== Data provided
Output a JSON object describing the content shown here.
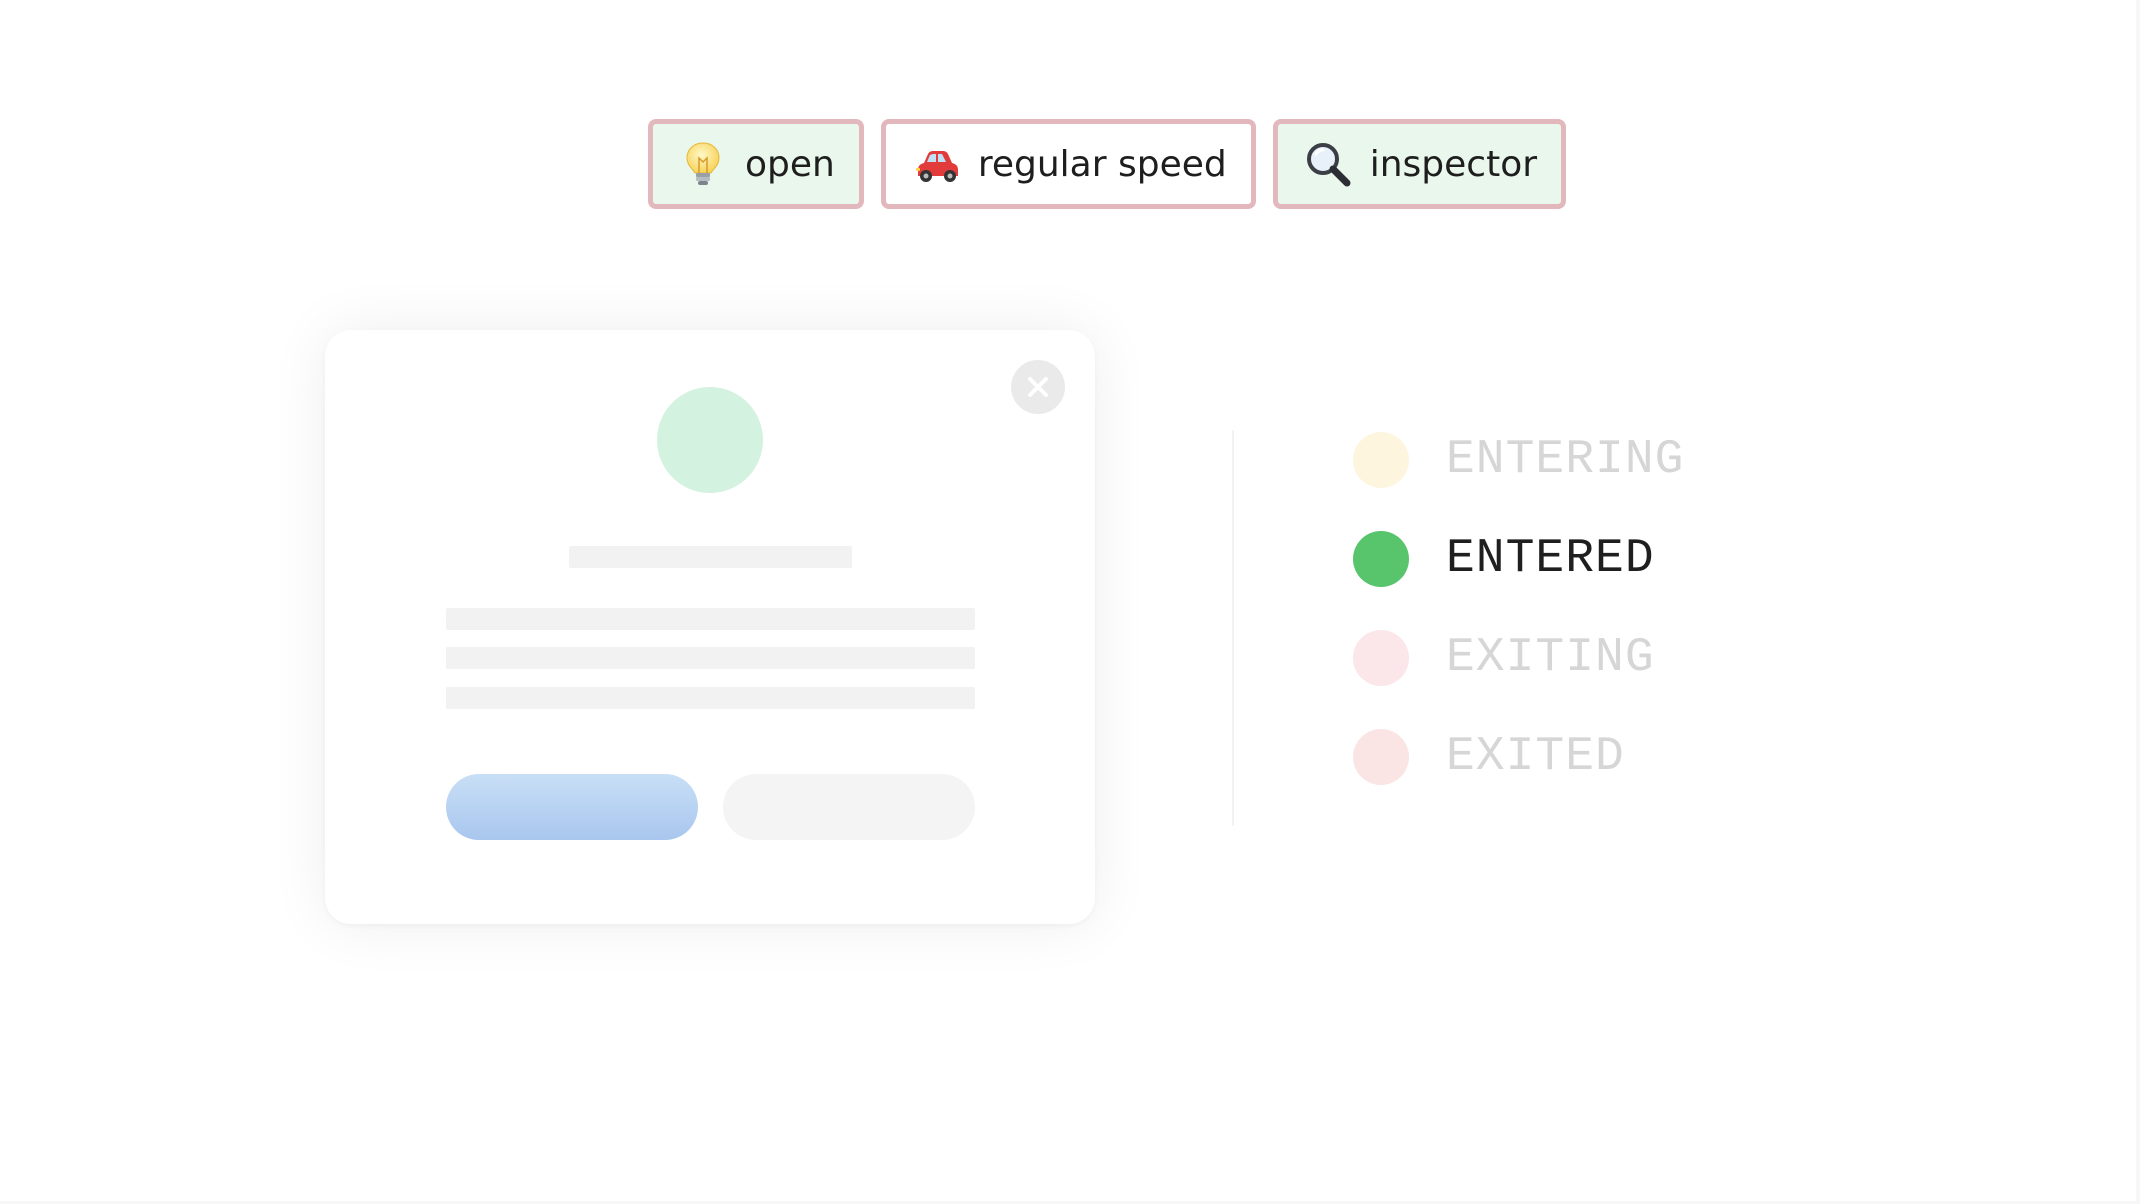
{
  "toolbar": {
    "chips": [
      {
        "label": "open",
        "icon": "lightbulb-icon",
        "active": true
      },
      {
        "label": "regular speed",
        "icon": "car-icon",
        "active": false
      },
      {
        "label": "inspector",
        "icon": "magnifier-icon",
        "active": true
      }
    ]
  },
  "modal": {
    "close_icon": "close-icon",
    "avatar_color": "#d3f2e0",
    "primary_button_color": "#b6d1f2",
    "secondary_button_color": "#f4f4f4"
  },
  "states": {
    "items": [
      {
        "label": "ENTERING",
        "color": "#fdf5de",
        "active": false
      },
      {
        "label": "ENTERED",
        "color": "#58c46c",
        "active": true
      },
      {
        "label": "EXITING",
        "color": "#fbe6ea",
        "active": false
      },
      {
        "label": "EXITED",
        "color": "#fbe4e4",
        "active": false
      }
    ]
  },
  "colors": {
    "chip_border": "#e2b8bc",
    "chip_active_bg": "#e9f7ec",
    "inactive_text": "#d6d6d6",
    "active_text": "#1f1f1f"
  }
}
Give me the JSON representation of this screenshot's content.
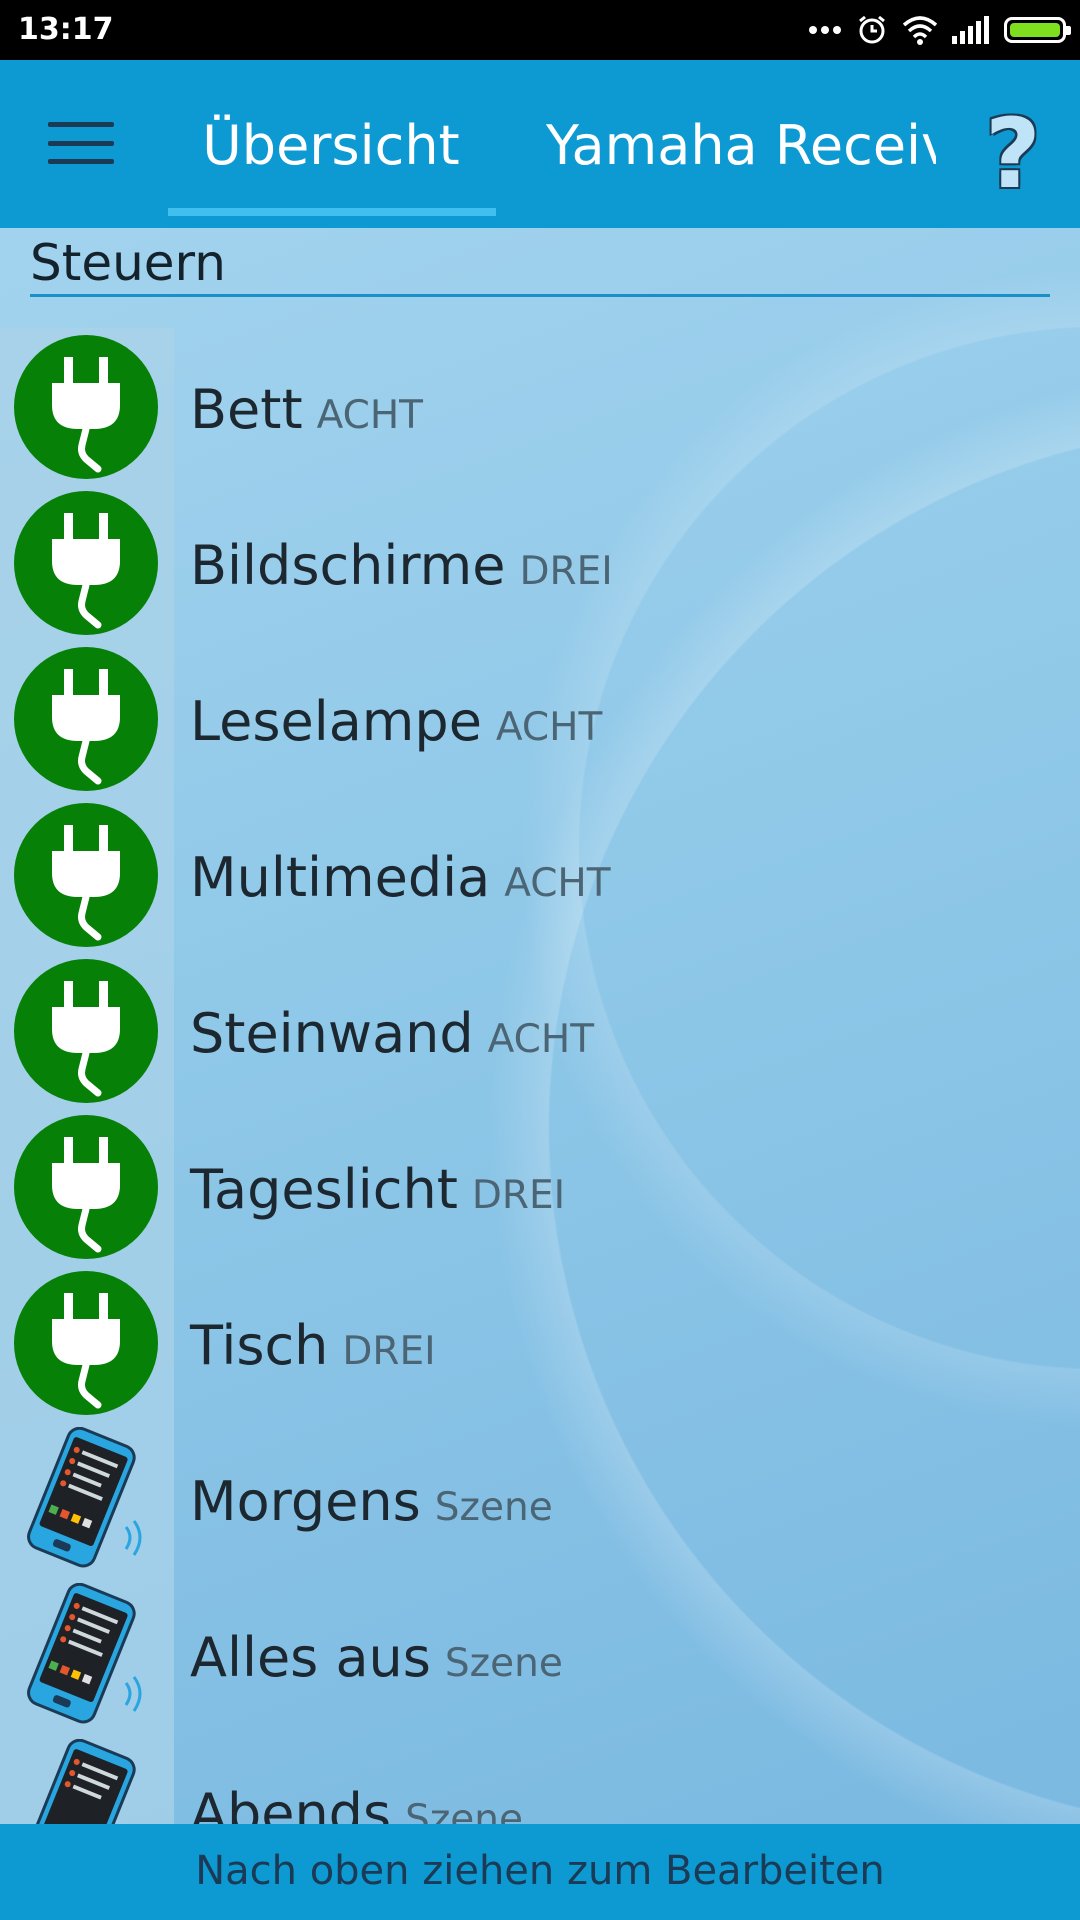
{
  "status_bar": {
    "time": "13:17",
    "icons": [
      "more-dots-icon",
      "alarm-icon",
      "wifi-icon",
      "signal-icon",
      "battery-icon"
    ]
  },
  "app_bar": {
    "tabs": [
      {
        "label": "Übersicht",
        "selected": true
      },
      {
        "label": "Yamaha Receiver",
        "selected": false
      }
    ],
    "help_label": "?",
    "accent_color": "#0d9ad2"
  },
  "section": {
    "title": "Steuern"
  },
  "items": [
    {
      "name": "Bett",
      "type": "ACHT",
      "icon": "plug-icon"
    },
    {
      "name": "Bildschirme",
      "type": "DREI",
      "icon": "plug-icon"
    },
    {
      "name": "Leselampe",
      "type": "ACHT",
      "icon": "plug-icon"
    },
    {
      "name": "Multimedia",
      "type": "ACHT",
      "icon": "plug-icon"
    },
    {
      "name": "Steinwand",
      "type": "ACHT",
      "icon": "plug-icon"
    },
    {
      "name": "Tageslicht",
      "type": "DREI",
      "icon": "plug-icon"
    },
    {
      "name": "Tisch",
      "type": "DREI",
      "icon": "plug-icon"
    },
    {
      "name": "Morgens",
      "type": "Szene",
      "icon": "phone-scene-icon"
    },
    {
      "name": "Alles aus",
      "type": "Szene",
      "icon": "phone-scene-icon"
    },
    {
      "name": "Abends",
      "type": "Szene",
      "icon": "phone-scene-icon"
    }
  ],
  "bottom_bar": {
    "hint": "Nach oben ziehen zum Bearbeiten"
  },
  "colors": {
    "plug_green": "#068006",
    "text_dark": "#1c2730"
  }
}
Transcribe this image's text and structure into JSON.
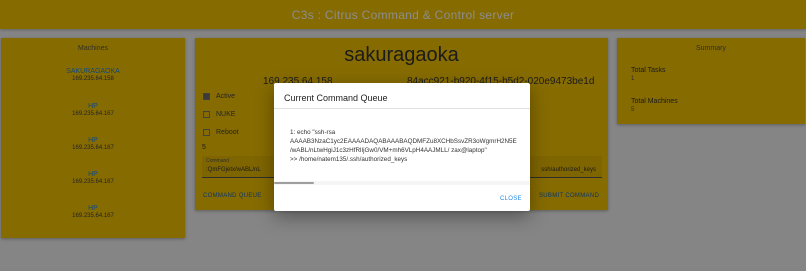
{
  "app": {
    "title": "C3s : Citrus Command & Control server"
  },
  "machines": {
    "header": "Machines",
    "items": [
      {
        "name": "SAKURAGAOKA",
        "ip": "169.235.64.158"
      },
      {
        "name": "HP",
        "ip": "169.235.64.167"
      },
      {
        "name": "HP",
        "ip": "169.235.64.167"
      },
      {
        "name": "HP",
        "ip": "169.235.64.167"
      },
      {
        "name": "HP",
        "ip": "169.235.64.167"
      }
    ]
  },
  "main": {
    "hostname": "sakuragaoka",
    "ip": "169.235.64.158",
    "uuid": "84acc921-b920-4f15-b5d2-020e9473be1d",
    "options": [
      {
        "label": "Active",
        "checked": true
      },
      {
        "label": "NUKE",
        "checked": false
      },
      {
        "label": "Reboot",
        "checked": false
      }
    ],
    "interval": "5",
    "command_label": "Command",
    "command_value": ":QmFGjetx/wABL/nL",
    "command_value_tail": "ssh/authorized_keys",
    "queue_button": "COMMAND QUEUE",
    "submit_button": "SUBMIT COMMAND"
  },
  "summary": {
    "header": "Summary",
    "total_tasks_label": "Total Tasks",
    "total_tasks_value": "1",
    "total_machines_label": "Total Machines",
    "total_machines_value": "5"
  },
  "dialog": {
    "title": "Current Command Queue",
    "lines": [
      "1: echo \"ssh-rsa",
      "AAAAB3NzaC1yc2EAAAADAQABAAABAQDMFZu8XCHbSsvZR3oWgmrH2N5E",
      "/wABL/nLtwHgiJ1c3zHfRlIjGw0/VM+mh6VLpH4AAJMLL/ zax@laptop\"",
      ">> /home/natem135/.ssh/authorized_keys"
    ],
    "close_button": "CLOSE"
  }
}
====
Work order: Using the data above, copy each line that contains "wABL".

Written reply:
    "command_value": ":QmFGjetx/wABL/nL",
      "/wABL/nLtwHgiJ1c3zHfRlIjGw0/VM+mh6VLpH4AAJMLL/ zax@laptop\"",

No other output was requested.